Infor's Dennis Michalis stopped by my office for coffee and a chat this morning, and it gave me a good opportunity to see what sort of progress Infor has made in rolling out its Infor Flex program to customers.
By way of background, Infor Flex was introduced in June 2009, to allow customers to upgrade to the latest, SOA-enabled versions of their Infor products or to exchange those products for other, newer products in Infor's portfolio--at little or no license costs.
I was bullish on the program when it was announced, as I saw it as a win-win for Infor and its customers: customers get to move to a newer platform with newer expanded capabilities and Infor keeps customers, or gets them back on maintenance, and has a chance to sell them new stuff in the future.
But what have the results been in practice in the nine months since Infor Flex was announced? As it turns out, Dennis is the right person to ask, as he is now the General Manager for Infor Flex (in addition to his work in charge of all Infor partners worldwide).
Driven by customer needs
Dennis explained that the program originated from needs of Infor's customers running on IBM's Series i (formerly, AS/400) platform, to whom Infor's sales folks were trying to sell Infor's SOA-enabled products for asset management, business intelligence, performance management, and the like. The problem, of course, is that many of these Series i customers were on older versions of Infor's LX (BPCS) or XA (Mapics) or other legacy products and SOA-enablement of these products is only available on newer versions.
The challenge, then, was to encourage these customers to upgrade to newer versions. But customers were resisting that path, as there would be additional license fees for migrating to newer platforms in many cases, and cumbersome migration projects would be required to figure out and migrate the many custom modifications that these customers had made to the legacy code. (Side note: I did such an evaluation years ago for a BPCS customer and found they had made well over 1,000 modifications, making an upgrade nearly impossible to justify).
In other words, customers wanted the new stuff, but balked at the cost and effort required to upgrade to the latest version of their legacy systems that would work with the new stuff.
No new license fees, expedited migration path
So, Infor Flex was introduced to make the license cost a non-issue. Infor is letting customers upgrade to newer versions or convert to a different Infor product (like-for-like) with no additional license fees. Infor also promises to keep the customer at whatever maintenance fee level the customer is paying today.

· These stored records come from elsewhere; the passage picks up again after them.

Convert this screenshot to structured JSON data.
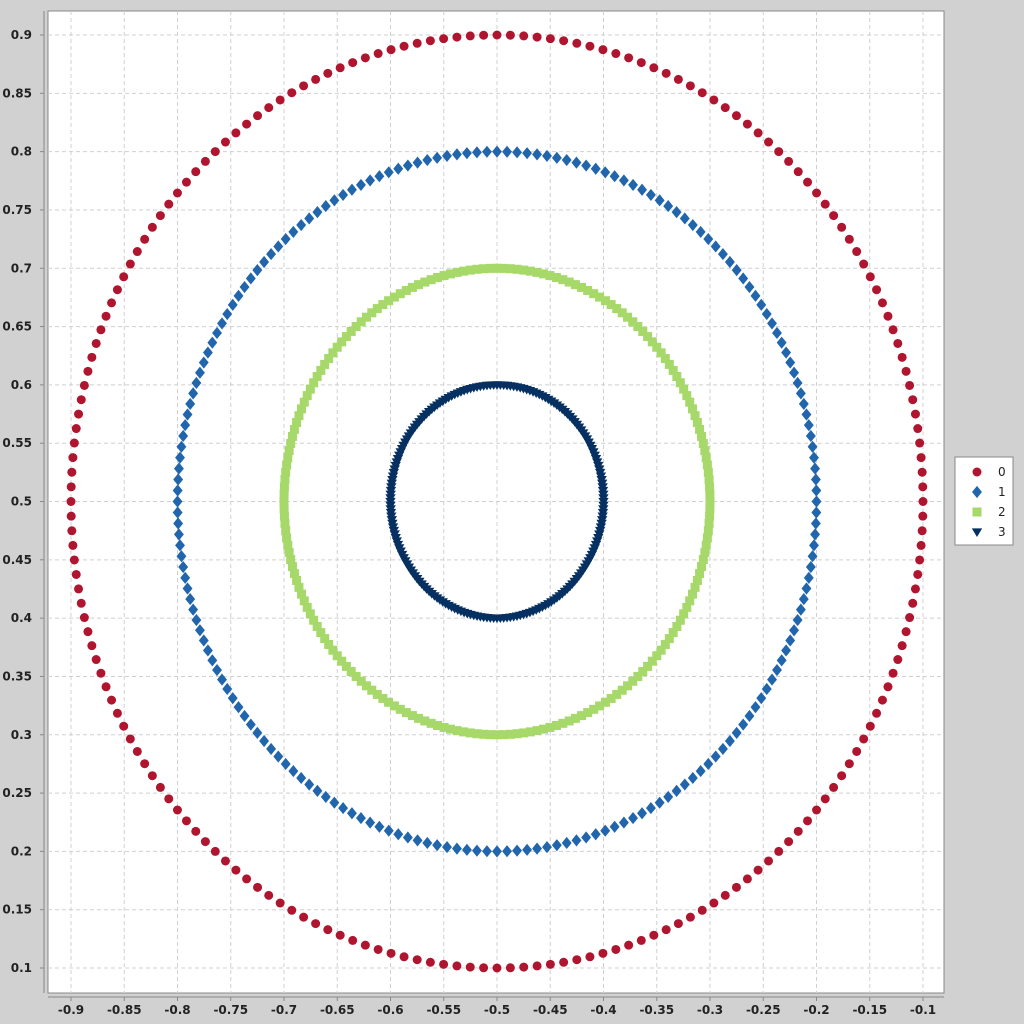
{
  "chart_data": {
    "type": "scatter",
    "title": "",
    "xlabel": "",
    "ylabel": "",
    "xlim": [
      -0.92,
      -0.08
    ],
    "ylim": [
      0.08,
      0.92
    ],
    "grid": true,
    "legend_position": "right",
    "x_ticks": [
      "-0.9",
      "-0.85",
      "-0.8",
      "-0.75",
      "-0.7",
      "-0.65",
      "-0.6",
      "-0.55",
      "-0.5",
      "-0.45",
      "-0.4",
      "-0.35",
      "-0.3",
      "-0.25",
      "-0.2",
      "-0.15",
      "-0.1"
    ],
    "y_ticks": [
      "0.1",
      "0.15",
      "0.2",
      "0.25",
      "0.3",
      "0.35",
      "0.4",
      "0.45",
      "0.5",
      "0.55",
      "0.6",
      "0.65",
      "0.7",
      "0.75",
      "0.8",
      "0.85",
      "0.9"
    ],
    "series": [
      {
        "name": "0",
        "marker": "circle",
        "color": "#b0152f",
        "center": [
          -0.5,
          0.5
        ],
        "radius": 0.4,
        "points": 200
      },
      {
        "name": "1",
        "marker": "diamond",
        "color": "#2166ac",
        "center": [
          -0.5,
          0.5
        ],
        "radius": 0.3,
        "points": 200
      },
      {
        "name": "2",
        "marker": "square",
        "color": "#a6d96a",
        "center": [
          -0.5,
          0.5
        ],
        "radius": 0.2,
        "points": 200
      },
      {
        "name": "3",
        "marker": "triangle-down",
        "color": "#053061",
        "center": [
          -0.5,
          0.5
        ],
        "radius": 0.1,
        "points": 200
      }
    ]
  },
  "colors": {
    "background": "#d1d1d1",
    "plot_background": "#ffffff",
    "grid": "#d0d0d0"
  }
}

In addition, Infor put together "service kits" to make migrations to the new versions less tedious. Having done these migrations in the past, Infor's professional services group was in a good position to package up conversion programs and use offshore resources where appropriate to handle some of the routine tasks of migration. It could then offer upgrade support on a fixed fee basis.
Results to date
Dennis was high on the results of the program. There have been something like 260 customers so far that have signed up for Infor Flex, and another 60 or so that are technically not within the revenue recognition rules for Infor Flex but nevertheless have similar deals. This would all be since last June, about 9 months ago.
In addition, Infor Flex deals are moving quicker through the sales pipeline, indicating that much of the "friction" in customer decision making has been eliminated by the favorable cost and risk attributes of Flex.
All of which means, of course, that Infor's sales force is making money.
Dennis was also positive on the impact for customers: in upgrading an old customer from ERP Lx (BPCS) for example, he estimates that 80% of customer modifications can be eliminated. And Infor's Open SOA capabilities add value in facilitating integration -- customers are seeing how easy it is to integrate with Infor's newer SOA-enabled products and with third-party systems. Many of these customers don't even realize they are using SOA, but they are realizing the benefits.
Infor is a privately-held firm, so financial results are not publicly reported. But Dennis indicated that Infor is very pleased with the results to date: not just in the license revenue for the new stuff they are able to sell to existing customers, but especially in what Infor Flex is doing to improve customer retention on maintenance contracts and even in winning old customers to come back onto maintenance. For a firm like Infor, which has a huge installed base of legacy customers, moving the needle just a little on these metrics has a huge payback.
As I wrote in the past, Infor has a chance to be one of the "good guys" when it comes to maintenance and support programs. Infor customers running older versions often think they have no choice but to shop for a completely new vendor if they want newer capabilities. Info Flex should give such customers reason to take a second look at Infor.
Update, Mar. 26: In follow up correspondence with Dennis, I'm hearing about some interesting deals Infor is currently working to bring former customers back on maintenance, in at least one case for a company that has "not paid Infor a nickel" in 15 years.
Infor juices up its maintenance program value with Infor Flex
Infor's opportunity: value in maintenance and support